> [Exercise details]
Using the data below, return every line that holds the word "Lensing".

> [Records to use]

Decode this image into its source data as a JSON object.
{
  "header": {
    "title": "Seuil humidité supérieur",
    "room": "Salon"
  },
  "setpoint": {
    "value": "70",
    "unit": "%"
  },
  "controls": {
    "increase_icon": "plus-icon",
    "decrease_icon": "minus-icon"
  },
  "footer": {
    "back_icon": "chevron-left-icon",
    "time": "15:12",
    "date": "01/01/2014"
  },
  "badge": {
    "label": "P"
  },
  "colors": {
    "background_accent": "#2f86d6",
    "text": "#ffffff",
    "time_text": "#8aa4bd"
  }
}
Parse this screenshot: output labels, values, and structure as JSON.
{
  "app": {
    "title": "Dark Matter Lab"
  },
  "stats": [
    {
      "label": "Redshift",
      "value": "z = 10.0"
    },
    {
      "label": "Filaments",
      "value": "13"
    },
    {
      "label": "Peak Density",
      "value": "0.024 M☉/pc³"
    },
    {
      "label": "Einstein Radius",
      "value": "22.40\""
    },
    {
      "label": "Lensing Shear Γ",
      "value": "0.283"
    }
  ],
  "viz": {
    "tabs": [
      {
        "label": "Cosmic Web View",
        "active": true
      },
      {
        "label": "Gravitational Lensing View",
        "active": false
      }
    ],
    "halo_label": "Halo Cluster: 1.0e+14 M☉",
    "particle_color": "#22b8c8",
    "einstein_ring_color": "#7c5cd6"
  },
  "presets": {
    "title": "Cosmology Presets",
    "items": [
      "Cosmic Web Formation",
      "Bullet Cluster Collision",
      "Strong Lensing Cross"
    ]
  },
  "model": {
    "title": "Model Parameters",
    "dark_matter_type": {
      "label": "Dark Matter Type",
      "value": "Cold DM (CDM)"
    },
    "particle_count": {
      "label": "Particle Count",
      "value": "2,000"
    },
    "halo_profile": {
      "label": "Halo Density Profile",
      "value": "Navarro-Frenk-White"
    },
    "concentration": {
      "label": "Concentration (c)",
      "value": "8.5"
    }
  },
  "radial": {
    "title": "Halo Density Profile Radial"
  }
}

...

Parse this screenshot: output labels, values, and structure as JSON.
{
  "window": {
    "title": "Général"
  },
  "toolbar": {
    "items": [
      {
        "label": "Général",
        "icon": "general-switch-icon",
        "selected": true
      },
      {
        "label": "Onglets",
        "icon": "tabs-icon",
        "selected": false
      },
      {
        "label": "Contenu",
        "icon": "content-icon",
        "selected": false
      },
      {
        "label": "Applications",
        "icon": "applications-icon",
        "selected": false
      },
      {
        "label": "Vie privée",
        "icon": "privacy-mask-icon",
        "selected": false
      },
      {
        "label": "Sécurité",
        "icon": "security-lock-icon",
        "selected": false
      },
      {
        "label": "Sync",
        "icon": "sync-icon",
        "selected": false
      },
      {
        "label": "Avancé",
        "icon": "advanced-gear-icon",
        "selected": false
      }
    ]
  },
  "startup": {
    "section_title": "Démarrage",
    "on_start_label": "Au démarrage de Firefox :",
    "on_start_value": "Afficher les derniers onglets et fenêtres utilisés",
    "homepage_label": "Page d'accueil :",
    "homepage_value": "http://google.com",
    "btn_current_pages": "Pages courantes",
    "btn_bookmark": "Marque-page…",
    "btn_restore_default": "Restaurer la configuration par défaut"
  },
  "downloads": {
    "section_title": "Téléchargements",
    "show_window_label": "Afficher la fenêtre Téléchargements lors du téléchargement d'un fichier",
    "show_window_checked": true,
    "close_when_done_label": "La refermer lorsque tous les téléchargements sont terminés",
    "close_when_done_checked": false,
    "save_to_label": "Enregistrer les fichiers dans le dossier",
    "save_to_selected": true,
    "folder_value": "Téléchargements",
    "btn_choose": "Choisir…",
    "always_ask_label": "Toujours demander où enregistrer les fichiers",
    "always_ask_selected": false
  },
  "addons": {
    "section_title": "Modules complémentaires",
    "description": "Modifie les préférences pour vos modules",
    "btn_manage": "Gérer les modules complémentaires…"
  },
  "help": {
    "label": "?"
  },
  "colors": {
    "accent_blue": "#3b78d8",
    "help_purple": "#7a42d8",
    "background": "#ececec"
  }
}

> [Response area]
      "label": "Lensing Shear Γ",
        "label": "Gravitational Lensing View",
      "Strong Lensing Cross"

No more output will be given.